Given the choice of helping millions of Third World women in need of contraceptives and reproductive health care or playing to the antiabortion wing of the Republican Party, President Bush chose political expediency over compassion. He refused to release $34-million to the United Nations Population Fund, which represents 12 percent of the agency's budget. The money would have helped women in developing countries seek voluntary family planning services, protect themselves against HIV and get adequate medical care when they do become pregnant. Even Secretary of State Colin Powell praised the program for its "invaluable work."
Bush chose demagogy instead. Antiabortion groups such as Human Life International have accused the Population Fund of supporting China's use of coerced abortions. While China's population control practices are sometimes reprehensible, there is no evidence that U.S. money or the Population Fund are involved. The fund has agreed to use no U.S. money in China, and the work the fund does in that country is only in areas that haven't instituted the one-child-per-family rule.
But the administration forced Powell to back away from his early support of the fund. Although a State Department investigation earlier this year found no participation in coercive abortion by the fund, Bush's decision to withdraw the $34-million forced Powell to come up with a reason. A State Department analysis found that one county in China where the fund operates imposes fines on families who have more than one child. Apparently, Bush would rather embarrass Powell than stand up to his party's antiabortion zealots.
We understand that Bush opposes abortion. But he also claims to care about the plight of women in oppressive countries, about the poverty and hopelessness that breed terrorism. How does withholding support for family planning and health services for impoverished women achieve those goals?
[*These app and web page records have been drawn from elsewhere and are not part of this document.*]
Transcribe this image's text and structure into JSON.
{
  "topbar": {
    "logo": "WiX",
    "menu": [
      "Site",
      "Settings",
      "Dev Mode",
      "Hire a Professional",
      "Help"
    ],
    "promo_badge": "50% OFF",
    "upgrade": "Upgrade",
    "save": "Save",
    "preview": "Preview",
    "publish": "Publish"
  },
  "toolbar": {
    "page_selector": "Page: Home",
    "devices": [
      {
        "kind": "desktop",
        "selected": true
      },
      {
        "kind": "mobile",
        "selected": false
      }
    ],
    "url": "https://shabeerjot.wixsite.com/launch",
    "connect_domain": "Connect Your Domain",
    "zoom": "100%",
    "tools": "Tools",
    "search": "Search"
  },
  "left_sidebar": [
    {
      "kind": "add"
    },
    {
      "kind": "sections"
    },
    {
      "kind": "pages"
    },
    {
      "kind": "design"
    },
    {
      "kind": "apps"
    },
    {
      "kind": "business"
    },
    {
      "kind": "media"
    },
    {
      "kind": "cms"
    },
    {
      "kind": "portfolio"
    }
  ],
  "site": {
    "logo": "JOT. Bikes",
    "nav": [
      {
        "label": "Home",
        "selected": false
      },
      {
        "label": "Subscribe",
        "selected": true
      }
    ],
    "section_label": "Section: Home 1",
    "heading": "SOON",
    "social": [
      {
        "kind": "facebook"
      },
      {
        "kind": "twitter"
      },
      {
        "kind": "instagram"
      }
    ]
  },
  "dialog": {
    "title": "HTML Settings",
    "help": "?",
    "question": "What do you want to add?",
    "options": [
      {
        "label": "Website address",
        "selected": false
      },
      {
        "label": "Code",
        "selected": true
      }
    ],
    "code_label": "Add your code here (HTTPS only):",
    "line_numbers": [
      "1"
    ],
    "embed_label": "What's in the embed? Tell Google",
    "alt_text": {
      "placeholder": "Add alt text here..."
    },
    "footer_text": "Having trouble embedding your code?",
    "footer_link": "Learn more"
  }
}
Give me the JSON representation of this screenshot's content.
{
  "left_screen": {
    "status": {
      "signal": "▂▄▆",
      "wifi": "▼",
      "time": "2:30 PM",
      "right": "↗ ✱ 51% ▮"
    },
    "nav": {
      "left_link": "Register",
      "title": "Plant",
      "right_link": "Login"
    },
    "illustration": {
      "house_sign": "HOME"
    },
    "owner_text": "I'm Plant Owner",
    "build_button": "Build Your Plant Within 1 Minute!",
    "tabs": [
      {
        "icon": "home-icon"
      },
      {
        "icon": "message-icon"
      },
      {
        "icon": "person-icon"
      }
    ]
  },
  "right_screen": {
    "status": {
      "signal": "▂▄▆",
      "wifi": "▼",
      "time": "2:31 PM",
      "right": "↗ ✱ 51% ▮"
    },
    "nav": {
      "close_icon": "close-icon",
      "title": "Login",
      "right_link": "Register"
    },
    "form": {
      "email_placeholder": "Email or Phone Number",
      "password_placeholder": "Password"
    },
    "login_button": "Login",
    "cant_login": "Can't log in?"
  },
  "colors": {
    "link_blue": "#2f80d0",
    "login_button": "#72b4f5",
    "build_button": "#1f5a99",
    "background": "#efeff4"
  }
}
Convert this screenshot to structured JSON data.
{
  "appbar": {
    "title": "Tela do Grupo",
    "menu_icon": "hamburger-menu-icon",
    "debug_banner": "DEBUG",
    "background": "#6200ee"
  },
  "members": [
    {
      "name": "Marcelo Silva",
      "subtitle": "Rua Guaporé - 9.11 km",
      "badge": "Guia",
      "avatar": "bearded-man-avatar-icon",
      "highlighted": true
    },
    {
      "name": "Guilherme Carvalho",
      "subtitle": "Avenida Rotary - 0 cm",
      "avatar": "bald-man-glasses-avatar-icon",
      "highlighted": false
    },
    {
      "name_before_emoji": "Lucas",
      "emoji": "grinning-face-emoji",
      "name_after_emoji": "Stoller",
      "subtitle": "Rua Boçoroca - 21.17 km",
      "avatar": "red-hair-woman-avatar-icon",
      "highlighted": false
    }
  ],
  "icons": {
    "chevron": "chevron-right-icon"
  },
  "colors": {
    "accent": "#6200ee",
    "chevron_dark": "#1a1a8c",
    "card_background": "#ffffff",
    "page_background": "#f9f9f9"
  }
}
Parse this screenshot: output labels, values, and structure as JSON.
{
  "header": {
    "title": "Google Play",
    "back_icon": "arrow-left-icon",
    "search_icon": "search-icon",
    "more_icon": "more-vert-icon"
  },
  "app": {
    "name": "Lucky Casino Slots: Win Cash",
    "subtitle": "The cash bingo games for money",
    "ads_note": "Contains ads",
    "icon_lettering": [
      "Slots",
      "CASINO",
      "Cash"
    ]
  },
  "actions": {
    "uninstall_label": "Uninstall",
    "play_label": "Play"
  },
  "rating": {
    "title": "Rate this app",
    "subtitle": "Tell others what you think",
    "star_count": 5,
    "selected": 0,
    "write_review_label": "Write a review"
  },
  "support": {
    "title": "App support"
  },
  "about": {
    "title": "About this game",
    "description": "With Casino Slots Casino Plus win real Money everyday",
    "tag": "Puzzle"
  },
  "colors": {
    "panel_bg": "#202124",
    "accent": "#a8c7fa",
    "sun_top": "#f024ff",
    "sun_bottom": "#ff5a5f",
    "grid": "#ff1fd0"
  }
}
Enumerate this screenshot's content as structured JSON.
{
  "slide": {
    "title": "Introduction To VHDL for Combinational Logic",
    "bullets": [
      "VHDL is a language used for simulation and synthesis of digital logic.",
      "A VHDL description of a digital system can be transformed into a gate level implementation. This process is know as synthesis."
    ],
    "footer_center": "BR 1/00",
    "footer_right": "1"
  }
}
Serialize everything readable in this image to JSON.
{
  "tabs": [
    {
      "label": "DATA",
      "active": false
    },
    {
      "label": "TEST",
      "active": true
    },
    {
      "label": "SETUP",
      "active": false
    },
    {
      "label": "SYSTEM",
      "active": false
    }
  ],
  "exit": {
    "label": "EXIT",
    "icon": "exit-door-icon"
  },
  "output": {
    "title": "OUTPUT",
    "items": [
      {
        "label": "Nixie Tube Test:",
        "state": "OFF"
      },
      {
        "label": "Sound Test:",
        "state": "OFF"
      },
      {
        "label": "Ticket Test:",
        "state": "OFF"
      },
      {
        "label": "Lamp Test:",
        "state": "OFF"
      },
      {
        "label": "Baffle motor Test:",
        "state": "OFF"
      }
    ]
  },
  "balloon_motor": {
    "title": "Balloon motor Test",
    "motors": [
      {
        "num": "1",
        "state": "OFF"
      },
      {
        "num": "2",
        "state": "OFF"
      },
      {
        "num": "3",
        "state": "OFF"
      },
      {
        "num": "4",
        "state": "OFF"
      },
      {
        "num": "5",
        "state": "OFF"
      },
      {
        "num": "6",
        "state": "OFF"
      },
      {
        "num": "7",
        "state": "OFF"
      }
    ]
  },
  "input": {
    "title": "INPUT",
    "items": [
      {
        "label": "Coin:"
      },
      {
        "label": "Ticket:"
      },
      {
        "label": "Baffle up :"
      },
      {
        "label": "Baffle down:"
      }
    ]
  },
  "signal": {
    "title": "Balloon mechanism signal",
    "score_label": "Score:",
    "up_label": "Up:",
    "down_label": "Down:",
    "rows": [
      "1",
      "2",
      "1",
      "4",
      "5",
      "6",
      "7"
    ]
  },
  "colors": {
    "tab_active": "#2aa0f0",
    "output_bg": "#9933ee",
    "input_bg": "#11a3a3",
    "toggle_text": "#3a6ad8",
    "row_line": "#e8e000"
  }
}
The State Department says it will give the money instead to one of its health programs, but it serves fewer people in fewer countries. To make up for most of the shortfall in the Population Fund, the European Union offered a $32-million grant, further embarrassing the United States. That's quite a price to pay so the president can score some political points with antiabortion ideologues.